Shabbat on Wednesday

In a ground-breaking series, a rare style of synagogue music somes to stage.

shabbat candles 88 (photo credit: )
shabbat candles 88
(photo credit: )

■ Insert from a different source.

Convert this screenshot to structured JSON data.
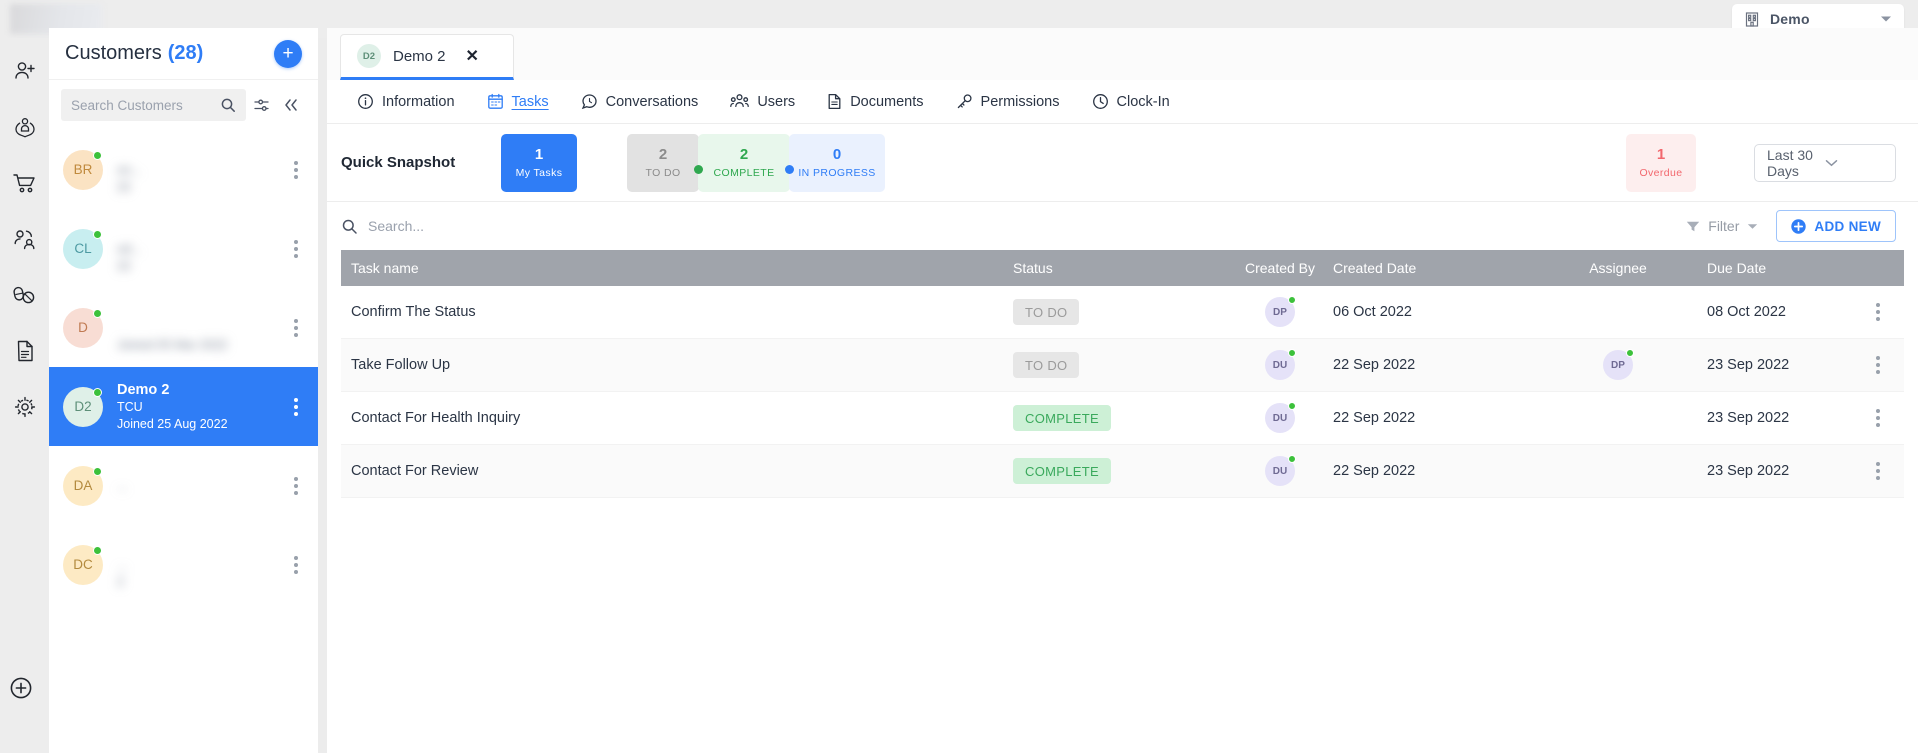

Jerusalem's own Confederation House is one of the premier venues for ethnic music in Israel, providing a crucial stage for traditional, acoustic artists to perform before an enthusiastic audience. Although known for presenting international guests and genre-bending world musicians, many of the performances highlight little-known or endangered Diaspora traditions. In a series of three concerts starting this Wednesday, the Confederation House presents a sequence of performances based on bakashot (requests), songs of supplication traditionally sung during the early hours of Shabbat morning in Middle Eastern Jewish communities. Unlike many popular styles of piyutim (religious songs), this is a genre that has appeared only rarely outside of its traditional home in the synagogue. bat eve). Unlike Kabbalat Shabbat, the singing of bakashot became popular only in the Mediterranean communities, notably Turkey, Greece, Syria, Israel, Egypt, Morocco and as far as Iraq. In these countries the practice became part of the normal Shabbat ritual, especially during the winter months when the nights are longer. Each community further developed the bakashot over time, giving rise to regional styles and melodies. The advent of modernity, the collapse of the Ottoman Empire, various wars and the calamitous events leading up to the creation of the State of Israel all conspired to uproot myriad Jewish communities, and the widespread practice of bakashot became one of the casualties. Although the songs and melodies still survive, the practice of meeting in the wee hours on Shabbat has all but disappeared. According to Ishran there are only two synagogues in Jerusalem that regularly have bakashot: The Ades Synagogue in Nahlaot and Musayef, in the Bukharan section of Mea Shearim. "The Jerusalem and Moroccan traditions are still strong," he says. "But the Iraqi and Turkish styles have nearly died out." The Iraqi bakashot are featured in the first concert of the series, which takes place on Wednesday July 12 at 8:30 p.m. The featured cantors will be Rabbi Yehezkiel Yair, Rabbi Yehuda Ovadia Patiah, David Menahem and Yishai Menahem. The Menahem family is notable because this extended, Jerusalemite clan is a dynasty of singers and musicians and is one of the few families to retain the authentic Iraqi tradition of bakashot. The second concert takes place exactly a week later, on July 19 at 8:30 p.m., and focuses on the bakashot of Morocco. Morocco was the only Arab country not conquered by the Ottomans and Jewish Moroccan music, having avoided centuries of Turkish influence, retains an older style harking back to the Golden Age of Spain before the expulsion. The cantors for this concert are Rabbi Meir Eliezer Attia, Maimon Cohen, David Attia, Haim Elon and Moshe Louk. The last concert in the series highlights the Jerusalem tradition, which is closely linked to the tradition of Aleppo, Syria. Taking place on July 25 at 8:30 p.m., the evening features cantors Moshe Habusha, Nissim Simhoni, Rafael Ishran, Ram Mizrahi and others. All these singers are regulars at the Ades Synagogue, which is famous nationwide for preserving liturgical traditions. "[These concerts] will be special...the best cantors will be there," says Roni Ishran. "We want to bring music of this quality to people who are interested...If you can't wake up at three in the morning and go to Ades, you can't hear this stuff." The bakashot concerts take place at the Confederation House, 12 Emil Botta in Yemin Moshe. To order tickets or for more information call 624-5206 or see All concerts are NIS 65.